→ **Dataset entries**
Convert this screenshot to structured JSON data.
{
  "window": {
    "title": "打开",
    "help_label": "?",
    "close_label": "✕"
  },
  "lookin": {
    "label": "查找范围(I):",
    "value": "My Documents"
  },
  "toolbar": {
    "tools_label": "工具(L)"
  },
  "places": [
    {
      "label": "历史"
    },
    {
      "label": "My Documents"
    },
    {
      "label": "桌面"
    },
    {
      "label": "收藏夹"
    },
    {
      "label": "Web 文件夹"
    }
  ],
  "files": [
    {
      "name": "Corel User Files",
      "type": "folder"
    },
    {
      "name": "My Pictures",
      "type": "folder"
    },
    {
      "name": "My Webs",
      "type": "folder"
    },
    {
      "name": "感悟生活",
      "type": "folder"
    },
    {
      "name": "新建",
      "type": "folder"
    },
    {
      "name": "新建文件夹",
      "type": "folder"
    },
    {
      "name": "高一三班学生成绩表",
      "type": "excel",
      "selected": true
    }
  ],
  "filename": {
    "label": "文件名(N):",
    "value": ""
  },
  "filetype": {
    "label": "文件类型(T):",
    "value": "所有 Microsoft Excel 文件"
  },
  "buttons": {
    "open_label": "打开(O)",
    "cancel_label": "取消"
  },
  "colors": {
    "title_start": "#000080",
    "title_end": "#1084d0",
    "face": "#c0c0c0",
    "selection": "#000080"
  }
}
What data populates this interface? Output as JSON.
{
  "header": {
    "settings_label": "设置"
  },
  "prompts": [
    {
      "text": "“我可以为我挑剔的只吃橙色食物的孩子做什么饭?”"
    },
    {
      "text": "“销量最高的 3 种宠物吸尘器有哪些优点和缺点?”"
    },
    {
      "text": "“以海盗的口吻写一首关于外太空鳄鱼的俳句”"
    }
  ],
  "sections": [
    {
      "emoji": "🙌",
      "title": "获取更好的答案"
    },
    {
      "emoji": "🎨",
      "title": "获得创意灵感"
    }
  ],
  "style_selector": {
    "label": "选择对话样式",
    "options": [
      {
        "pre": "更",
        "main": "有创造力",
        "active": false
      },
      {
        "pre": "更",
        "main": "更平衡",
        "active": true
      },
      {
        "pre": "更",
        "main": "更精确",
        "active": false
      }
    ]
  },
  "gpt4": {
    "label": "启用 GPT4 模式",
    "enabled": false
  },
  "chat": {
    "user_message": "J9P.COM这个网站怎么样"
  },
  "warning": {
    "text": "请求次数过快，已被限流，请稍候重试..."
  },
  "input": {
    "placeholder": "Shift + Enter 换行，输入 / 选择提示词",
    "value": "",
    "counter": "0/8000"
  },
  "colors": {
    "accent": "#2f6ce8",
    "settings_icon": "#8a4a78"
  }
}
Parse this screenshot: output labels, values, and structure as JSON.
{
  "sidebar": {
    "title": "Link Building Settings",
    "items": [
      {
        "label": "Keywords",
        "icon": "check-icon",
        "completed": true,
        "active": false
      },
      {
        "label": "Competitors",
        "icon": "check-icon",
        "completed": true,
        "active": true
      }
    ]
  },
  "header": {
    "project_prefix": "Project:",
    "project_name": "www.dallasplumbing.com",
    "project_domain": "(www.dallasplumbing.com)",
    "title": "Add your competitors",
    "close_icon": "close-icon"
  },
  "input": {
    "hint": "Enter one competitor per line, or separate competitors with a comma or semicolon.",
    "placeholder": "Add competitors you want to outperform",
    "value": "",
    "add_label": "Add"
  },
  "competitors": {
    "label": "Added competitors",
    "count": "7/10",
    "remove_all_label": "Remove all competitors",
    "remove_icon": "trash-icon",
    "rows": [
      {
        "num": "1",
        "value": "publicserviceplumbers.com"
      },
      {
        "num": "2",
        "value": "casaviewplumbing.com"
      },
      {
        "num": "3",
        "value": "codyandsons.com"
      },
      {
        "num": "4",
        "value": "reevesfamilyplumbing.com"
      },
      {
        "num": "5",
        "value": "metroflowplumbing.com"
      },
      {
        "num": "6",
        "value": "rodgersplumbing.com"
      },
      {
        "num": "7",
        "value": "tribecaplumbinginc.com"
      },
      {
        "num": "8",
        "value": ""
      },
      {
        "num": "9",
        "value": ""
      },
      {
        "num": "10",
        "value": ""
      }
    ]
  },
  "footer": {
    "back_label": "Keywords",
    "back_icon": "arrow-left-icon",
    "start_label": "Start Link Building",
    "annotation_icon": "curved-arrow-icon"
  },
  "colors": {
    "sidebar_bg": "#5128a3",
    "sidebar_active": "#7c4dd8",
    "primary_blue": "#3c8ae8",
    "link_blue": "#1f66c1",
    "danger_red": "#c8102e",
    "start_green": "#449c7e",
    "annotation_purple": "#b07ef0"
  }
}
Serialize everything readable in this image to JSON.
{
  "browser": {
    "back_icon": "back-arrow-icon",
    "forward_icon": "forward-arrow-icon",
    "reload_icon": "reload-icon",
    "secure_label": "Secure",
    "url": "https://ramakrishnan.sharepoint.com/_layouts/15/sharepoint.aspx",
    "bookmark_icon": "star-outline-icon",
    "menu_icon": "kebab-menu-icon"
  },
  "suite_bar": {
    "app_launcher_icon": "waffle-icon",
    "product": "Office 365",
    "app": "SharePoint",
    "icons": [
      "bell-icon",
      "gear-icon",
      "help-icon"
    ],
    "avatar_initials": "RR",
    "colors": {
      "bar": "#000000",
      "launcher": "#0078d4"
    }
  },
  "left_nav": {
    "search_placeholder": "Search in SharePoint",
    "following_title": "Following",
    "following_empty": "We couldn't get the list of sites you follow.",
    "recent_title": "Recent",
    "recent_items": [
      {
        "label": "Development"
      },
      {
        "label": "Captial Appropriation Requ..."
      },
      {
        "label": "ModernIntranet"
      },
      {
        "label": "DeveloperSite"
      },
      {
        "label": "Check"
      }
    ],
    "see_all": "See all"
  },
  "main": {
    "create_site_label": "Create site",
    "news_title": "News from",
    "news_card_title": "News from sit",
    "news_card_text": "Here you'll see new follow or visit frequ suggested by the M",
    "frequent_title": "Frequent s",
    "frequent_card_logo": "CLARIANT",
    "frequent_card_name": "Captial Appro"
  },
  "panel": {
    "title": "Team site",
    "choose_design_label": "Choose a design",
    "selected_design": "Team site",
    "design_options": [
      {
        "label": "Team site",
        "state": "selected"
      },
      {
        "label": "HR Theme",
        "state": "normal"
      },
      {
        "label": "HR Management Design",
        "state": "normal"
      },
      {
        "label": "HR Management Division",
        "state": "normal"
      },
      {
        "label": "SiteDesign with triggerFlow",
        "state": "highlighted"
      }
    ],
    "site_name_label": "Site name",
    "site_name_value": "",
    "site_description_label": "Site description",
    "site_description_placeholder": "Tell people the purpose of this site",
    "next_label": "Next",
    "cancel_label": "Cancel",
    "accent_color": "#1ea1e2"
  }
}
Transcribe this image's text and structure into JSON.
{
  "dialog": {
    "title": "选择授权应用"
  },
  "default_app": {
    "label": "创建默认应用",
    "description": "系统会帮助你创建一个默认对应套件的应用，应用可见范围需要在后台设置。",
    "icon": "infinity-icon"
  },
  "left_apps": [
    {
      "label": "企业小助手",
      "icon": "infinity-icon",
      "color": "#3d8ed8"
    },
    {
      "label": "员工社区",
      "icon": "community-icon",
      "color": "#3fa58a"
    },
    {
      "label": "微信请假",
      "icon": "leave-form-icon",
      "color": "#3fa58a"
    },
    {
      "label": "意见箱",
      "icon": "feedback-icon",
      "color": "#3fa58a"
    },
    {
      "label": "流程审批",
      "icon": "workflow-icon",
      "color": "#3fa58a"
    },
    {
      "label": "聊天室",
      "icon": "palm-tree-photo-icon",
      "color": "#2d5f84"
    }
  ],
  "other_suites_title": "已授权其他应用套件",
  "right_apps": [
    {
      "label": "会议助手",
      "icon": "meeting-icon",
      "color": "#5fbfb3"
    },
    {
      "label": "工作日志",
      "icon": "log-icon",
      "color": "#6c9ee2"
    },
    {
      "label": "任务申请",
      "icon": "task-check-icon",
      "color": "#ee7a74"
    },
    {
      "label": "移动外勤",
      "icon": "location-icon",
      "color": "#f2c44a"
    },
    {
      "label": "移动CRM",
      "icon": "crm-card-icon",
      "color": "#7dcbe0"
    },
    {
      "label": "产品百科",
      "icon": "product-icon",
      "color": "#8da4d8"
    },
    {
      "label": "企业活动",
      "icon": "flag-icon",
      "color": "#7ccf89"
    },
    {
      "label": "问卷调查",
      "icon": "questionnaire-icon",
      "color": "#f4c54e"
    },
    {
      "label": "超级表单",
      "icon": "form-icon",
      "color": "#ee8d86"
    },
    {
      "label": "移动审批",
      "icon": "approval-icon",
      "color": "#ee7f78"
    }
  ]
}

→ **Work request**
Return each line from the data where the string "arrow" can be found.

→ **Result for this exercise**
    "back_icon": "arrow-left-icon",
    "annotation_icon": "curved-arrow-icon"
    "back_icon": "back-arrow-icon",
    "forward_icon": "forward-arrow-icon",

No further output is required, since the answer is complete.